Introductionp. xiii
Part 1. Northp. 1
Koryak
Raven Tales from Kamchatkap. 3
Tlingit
Raven Storiesp. 25
Inupiaq
The Young Woman Who Disappearedp. 42
Two Children Adriftp. 51
Part 2. Westp. 81
Kwakwaka'wakw
Giverp. 83
Haida
The Sea Lion Hunterp. 105
The Blind Man at Island Point Town and the One Who Went around the Sea as a Halibutp. 121
Okanagan
Prophecy at Lyttonp. 134
Lushootseed
Coyote and His Sonp. 171
Sahaptin
Celilop. 195
Upper Coquille Athabaskan
Two Tales of Powerp. 209
Lake Miwok
How Coyote Remade the Worldp. 226
Miguelino Salinan
Snakep. 240
Yana
Young Blue Jay's Journey to the Land of the New Moonp. 244
Quechan
Old Lady San[superscript y]u-xavp. 268
Part 3. Southp. 281
Western Apache
He Became an Eaglep. 283
Navajo
The Flight of Dzilyi neeyanip. 303
Coyote Storiesp. 317
San Juan Pueblo-Tewa
The Oekuu Shadeh of Ohkay Owingehp. 327
O'odham
Whirlwind Songsp. 340
Kiowa
The Red Wolf Storyp. 350
Cherokee
Thunder and the Uktenp. 357
Yuchi
Trickster Talesp. 368
Catawba
Four Fablesp. 383
Part 4. Eastp. 395
Lakota
Double-Face Tricks a Girlp. 397
Ioway-Otoe-Missouria
Rabbit Frees the People from Muskratp. 408
Meskwaki
Two Winter Storiesp. 423
Menominee
Red Swanp. 468
Ojibwe
The Birth of Nenabozhop. 486
Seneca
Creation Storyp. 515
Oneida
The Origins of Manp. 532
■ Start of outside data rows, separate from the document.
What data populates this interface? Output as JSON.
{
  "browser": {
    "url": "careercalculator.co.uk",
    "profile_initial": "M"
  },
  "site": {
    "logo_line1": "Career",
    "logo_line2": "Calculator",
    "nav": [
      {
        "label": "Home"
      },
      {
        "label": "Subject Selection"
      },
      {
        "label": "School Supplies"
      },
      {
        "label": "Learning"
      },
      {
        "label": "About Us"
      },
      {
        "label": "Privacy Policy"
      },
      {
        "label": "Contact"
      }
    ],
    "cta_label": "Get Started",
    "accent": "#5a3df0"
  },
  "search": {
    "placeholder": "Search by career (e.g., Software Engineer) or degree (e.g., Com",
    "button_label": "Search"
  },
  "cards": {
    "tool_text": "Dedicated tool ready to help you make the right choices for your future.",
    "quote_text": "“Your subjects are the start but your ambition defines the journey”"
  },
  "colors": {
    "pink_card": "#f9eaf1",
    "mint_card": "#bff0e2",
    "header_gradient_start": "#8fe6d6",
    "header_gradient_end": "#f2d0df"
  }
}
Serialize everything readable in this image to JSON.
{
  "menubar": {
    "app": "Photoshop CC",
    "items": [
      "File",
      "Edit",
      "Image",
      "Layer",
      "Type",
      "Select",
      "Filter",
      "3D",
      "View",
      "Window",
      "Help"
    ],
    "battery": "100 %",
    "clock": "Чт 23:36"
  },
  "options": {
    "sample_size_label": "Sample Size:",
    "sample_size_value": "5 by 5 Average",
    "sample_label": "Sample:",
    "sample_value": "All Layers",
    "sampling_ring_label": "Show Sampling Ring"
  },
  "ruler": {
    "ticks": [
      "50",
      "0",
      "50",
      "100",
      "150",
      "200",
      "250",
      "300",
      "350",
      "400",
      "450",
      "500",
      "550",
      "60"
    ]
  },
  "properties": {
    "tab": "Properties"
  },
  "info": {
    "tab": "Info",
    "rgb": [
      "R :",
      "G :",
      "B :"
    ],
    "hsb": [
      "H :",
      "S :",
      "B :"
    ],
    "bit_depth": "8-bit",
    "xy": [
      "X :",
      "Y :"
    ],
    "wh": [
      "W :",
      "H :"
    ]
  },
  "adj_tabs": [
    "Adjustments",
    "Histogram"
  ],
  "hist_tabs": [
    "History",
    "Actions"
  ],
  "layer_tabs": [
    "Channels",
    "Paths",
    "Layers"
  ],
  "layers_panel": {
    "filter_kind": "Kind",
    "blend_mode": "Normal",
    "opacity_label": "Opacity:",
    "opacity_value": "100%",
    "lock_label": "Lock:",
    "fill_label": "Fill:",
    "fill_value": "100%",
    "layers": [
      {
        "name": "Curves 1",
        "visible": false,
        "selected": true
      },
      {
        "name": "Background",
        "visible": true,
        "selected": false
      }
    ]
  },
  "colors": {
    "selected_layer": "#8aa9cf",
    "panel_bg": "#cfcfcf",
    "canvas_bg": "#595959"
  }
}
Maliseet
The Legendary Tom Laportep. 546
Migmaq
Three Storiesp. 561
Naskapi
Umayichisp. 572
List of Contributorsp. 591
Indexp. 603